• EXERCISE INSTRUCTIONS
Your answer should hold every line of the records below that contains the string "Properties".

• INFORMATION SHOWN
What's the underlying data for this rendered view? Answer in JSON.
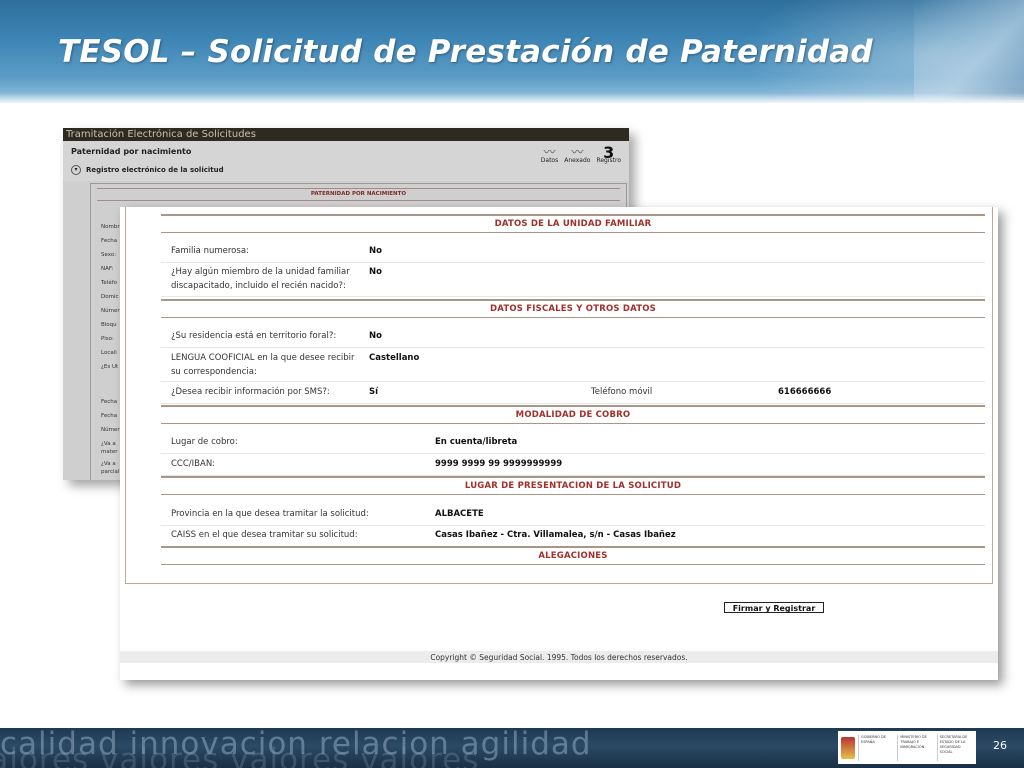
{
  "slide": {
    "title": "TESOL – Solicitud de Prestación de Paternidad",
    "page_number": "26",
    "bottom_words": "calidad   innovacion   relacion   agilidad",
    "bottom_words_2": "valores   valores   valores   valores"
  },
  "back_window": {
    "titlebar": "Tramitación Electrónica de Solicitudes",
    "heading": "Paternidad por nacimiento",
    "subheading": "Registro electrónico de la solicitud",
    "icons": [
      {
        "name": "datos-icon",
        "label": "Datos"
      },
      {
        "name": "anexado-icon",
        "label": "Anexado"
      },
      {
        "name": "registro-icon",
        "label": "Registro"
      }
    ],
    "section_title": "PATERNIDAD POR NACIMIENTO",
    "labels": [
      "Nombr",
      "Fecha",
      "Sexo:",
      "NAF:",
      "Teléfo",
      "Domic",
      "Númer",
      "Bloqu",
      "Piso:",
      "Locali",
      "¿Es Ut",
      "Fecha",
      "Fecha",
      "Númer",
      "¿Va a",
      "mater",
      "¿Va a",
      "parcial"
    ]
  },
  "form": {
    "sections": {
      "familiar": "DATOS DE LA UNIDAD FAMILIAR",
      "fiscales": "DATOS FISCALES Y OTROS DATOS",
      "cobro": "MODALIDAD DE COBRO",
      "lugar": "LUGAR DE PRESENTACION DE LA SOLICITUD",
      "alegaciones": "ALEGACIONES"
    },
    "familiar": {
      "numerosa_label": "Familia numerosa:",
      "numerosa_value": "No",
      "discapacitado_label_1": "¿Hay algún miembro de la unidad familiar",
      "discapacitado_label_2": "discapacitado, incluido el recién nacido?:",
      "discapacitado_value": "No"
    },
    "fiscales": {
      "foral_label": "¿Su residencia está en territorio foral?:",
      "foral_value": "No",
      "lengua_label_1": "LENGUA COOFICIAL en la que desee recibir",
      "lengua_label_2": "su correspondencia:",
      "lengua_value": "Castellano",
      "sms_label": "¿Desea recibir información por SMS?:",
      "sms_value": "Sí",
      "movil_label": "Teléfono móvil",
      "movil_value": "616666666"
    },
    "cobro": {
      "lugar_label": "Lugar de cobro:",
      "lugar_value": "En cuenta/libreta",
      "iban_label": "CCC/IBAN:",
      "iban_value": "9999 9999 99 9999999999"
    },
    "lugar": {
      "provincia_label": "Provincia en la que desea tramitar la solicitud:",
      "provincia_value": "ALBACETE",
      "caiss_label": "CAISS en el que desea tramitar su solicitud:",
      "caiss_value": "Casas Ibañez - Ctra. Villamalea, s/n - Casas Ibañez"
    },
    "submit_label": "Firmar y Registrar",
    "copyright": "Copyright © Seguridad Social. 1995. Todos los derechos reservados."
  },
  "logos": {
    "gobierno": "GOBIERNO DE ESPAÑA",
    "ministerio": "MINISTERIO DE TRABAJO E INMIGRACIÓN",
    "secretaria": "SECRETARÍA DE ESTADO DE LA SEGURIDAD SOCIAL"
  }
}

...

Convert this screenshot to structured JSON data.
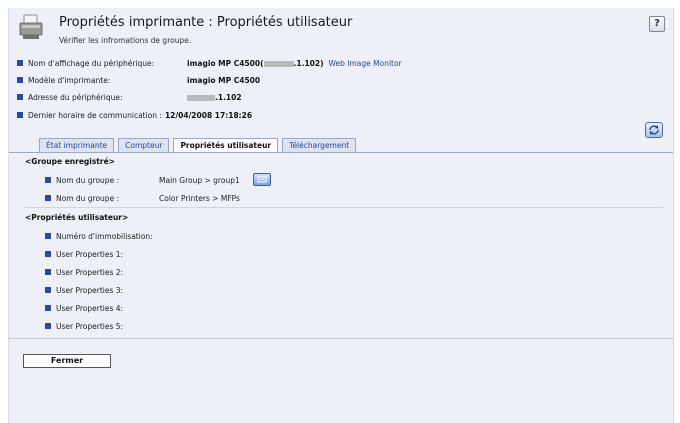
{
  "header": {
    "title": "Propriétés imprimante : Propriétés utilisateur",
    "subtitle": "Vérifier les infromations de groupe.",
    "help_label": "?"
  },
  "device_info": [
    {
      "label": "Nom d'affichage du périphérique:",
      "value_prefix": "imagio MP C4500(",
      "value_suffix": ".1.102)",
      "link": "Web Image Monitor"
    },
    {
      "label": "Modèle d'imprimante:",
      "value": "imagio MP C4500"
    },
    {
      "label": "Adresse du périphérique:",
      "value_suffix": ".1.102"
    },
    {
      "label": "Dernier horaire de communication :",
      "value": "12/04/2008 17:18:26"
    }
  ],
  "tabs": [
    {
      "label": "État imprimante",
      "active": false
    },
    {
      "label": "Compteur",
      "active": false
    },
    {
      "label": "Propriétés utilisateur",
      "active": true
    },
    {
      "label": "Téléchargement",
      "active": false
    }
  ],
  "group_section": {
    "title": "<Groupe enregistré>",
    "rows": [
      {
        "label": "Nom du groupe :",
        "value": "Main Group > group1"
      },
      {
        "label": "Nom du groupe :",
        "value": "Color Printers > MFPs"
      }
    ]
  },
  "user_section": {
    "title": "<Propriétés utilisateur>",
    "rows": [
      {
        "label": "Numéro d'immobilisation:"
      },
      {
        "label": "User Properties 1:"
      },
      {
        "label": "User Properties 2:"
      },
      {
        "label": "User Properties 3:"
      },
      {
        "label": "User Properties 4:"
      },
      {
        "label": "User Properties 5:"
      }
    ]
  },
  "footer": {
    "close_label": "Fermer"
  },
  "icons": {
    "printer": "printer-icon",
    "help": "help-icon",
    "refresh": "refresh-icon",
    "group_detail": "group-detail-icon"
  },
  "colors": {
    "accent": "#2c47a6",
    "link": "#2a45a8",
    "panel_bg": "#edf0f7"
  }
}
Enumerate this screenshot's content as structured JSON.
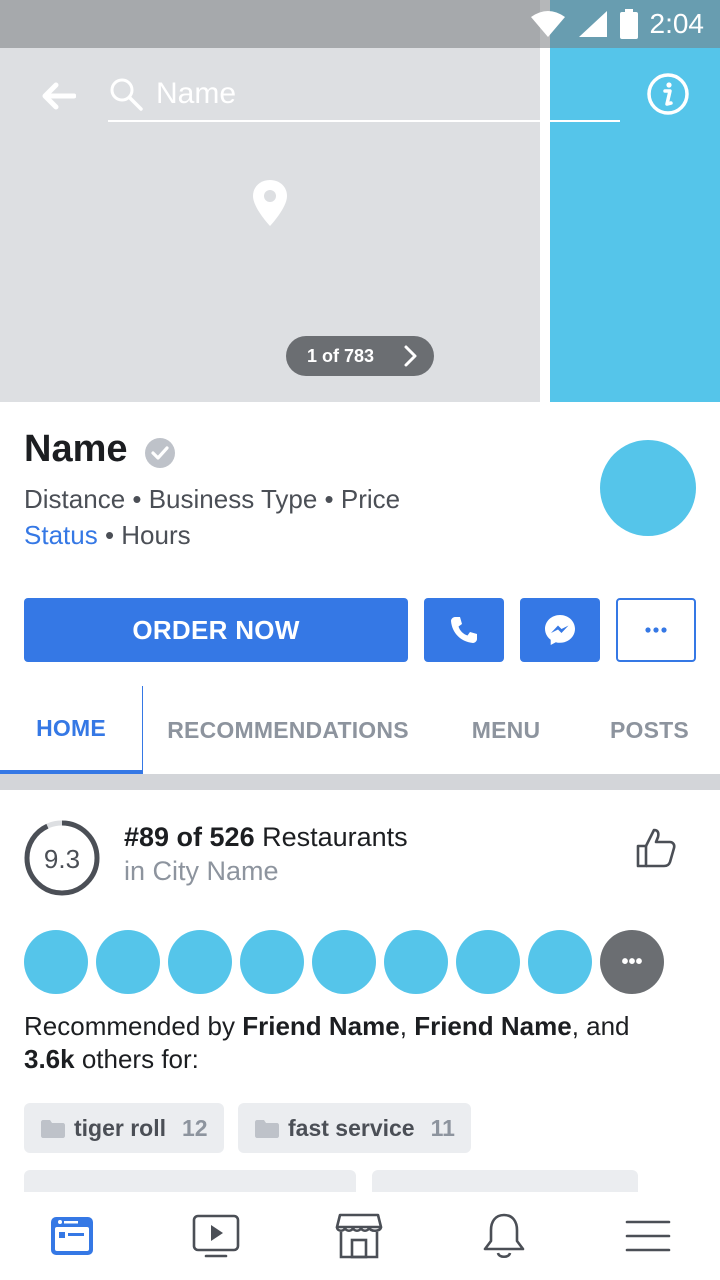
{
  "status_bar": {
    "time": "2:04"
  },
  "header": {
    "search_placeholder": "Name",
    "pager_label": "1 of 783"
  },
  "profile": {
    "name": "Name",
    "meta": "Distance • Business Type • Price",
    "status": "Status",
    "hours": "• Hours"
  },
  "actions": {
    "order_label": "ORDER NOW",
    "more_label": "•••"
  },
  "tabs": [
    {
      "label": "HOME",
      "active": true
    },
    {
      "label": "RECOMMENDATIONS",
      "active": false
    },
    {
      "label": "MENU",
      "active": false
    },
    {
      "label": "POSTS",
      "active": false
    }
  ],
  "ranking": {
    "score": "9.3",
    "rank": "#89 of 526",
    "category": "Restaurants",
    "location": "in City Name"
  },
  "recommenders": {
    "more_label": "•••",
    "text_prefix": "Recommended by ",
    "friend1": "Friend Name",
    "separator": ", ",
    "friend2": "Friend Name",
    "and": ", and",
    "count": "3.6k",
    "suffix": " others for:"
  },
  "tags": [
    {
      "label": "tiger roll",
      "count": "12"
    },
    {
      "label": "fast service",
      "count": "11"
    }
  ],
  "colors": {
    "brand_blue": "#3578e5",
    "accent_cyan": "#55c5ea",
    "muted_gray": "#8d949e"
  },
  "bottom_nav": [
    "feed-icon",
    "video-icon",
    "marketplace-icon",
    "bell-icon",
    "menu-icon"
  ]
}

• RESPONSE TO THIS EXERCISE
        "label": "User Properties 1:"
        "label": "User Properties 2:"
        "label": "User Properties 3:"
        "label": "User Properties 4:"
        "label": "User Properties 5:"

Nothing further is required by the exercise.